Filmmaker Sorrentino (Il Divo) equally mocks and revels in the pretensions of the social circle, which draws in the city’s religious leaders. In a nightmarish sequence, a botox technician is worshipped like a tribal god. A cardinal dishes out cooking tips like Hail Marys. Hilarity ensues when a 104-year-old female saint arrives on the scene, a sequence which culminates in a group of partygoers searching for the decrepit woman when she disappears after dinner: “Where did that bitch get to?”
But for all the humour, there are moments of exquisite pathos: a coked-up Lorena is seen alone at the end of a party gasping as a drop of blood runs from her nostril. A child coerced into performance art by her parents screams as she throws paint on the canvas.
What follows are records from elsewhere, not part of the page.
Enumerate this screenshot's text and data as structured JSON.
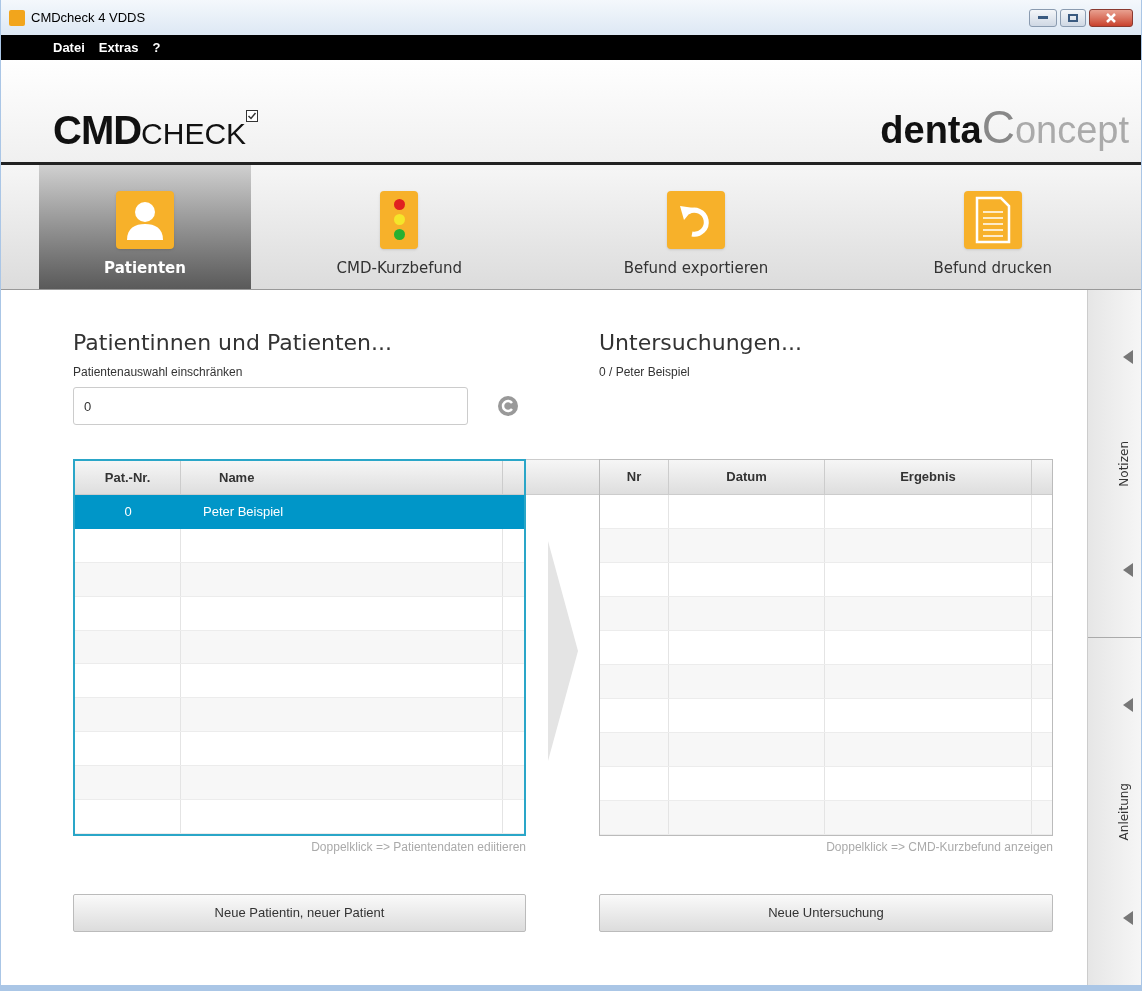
{
  "window": {
    "title": "CMDcheck 4 VDDS"
  },
  "menu": [
    {
      "label": "Datei"
    },
    {
      "label": "Extras"
    },
    {
      "label": "?"
    }
  ],
  "logo": {
    "bold": "CMD",
    "light": "CHECK",
    "partner_bold": "denta",
    "partner_c": "C",
    "partner_light": "oncept"
  },
  "toolbar": [
    {
      "label": "Patienten",
      "kind": "person",
      "selected": true
    },
    {
      "label": "CMD-Kurzbefund",
      "kind": "traffic-light",
      "selected": false
    },
    {
      "label": "Befund exportieren",
      "kind": "undo",
      "selected": false
    },
    {
      "label": "Befund drucken",
      "kind": "document",
      "selected": false
    }
  ],
  "patients": {
    "heading": "Patientinnen und Patienten...",
    "filter_label": "Patientenauswahl einschränken",
    "filter_value": "0",
    "columns": [
      "Pat.-Nr.",
      "Name"
    ],
    "rows": [
      {
        "nr": "0",
        "name": "Peter Beispiel",
        "selected": true
      }
    ],
    "hint": "Doppelklick => Patientendaten ediitieren",
    "button": "Neue Patientin, neuer Patient"
  },
  "exams": {
    "heading": "Untersuchungen...",
    "subtitle": "0 / Peter Beispiel",
    "columns": [
      "Nr",
      "Datum",
      "Ergebnis"
    ],
    "hint": "Doppelklick => CMD-Kurzbefund anzeigen",
    "button": "Neue Untersuchung"
  },
  "side_panels": [
    {
      "label": "Notizen"
    },
    {
      "label": "Anleitung"
    }
  ]
}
Jep’s lover Romana, a stripper newly enfolded into the lives of the rich and fabulous, leaves in disgust. “That girl was crying,” she says. “That girl earns millions,” Gambardella deadpans.
Beautiful even when it’s ugly, but best when it’s sumptuous, the film delights in languorous shots of the cityscape: the sun sets over the Colosseum and glints off the Tiber. One night, Jep and Romana are given the keys to one of Rome’s most beloved buildings, and wander through halls of ancient sculptures. Italy’s extraordinary history is one of the great beauties of the film, alongside sex and an enchanting opera soundtrack. The message is clear. This is Rome: sometimes revolting, always intoxicating, and resolutely one of the world’s greatest cities.
Verdict: Tipped to be the front-runner. Sorrentino practices a visual artistry that is unequalled among the nominees. The soundtrack, too, is masterful. It’s no surprise he took home the Golden Globe for best foreign language film earlier this month, often an indication of Oscar-winners. The film comes at a time when Italy’s political life has never seemed more ugly, so a successor to La Dolce Vita to remind everyone of its glory may seem prudent. But this is cinema for cinema’s sake – a serious subject matter like Panh’s might just edge it out.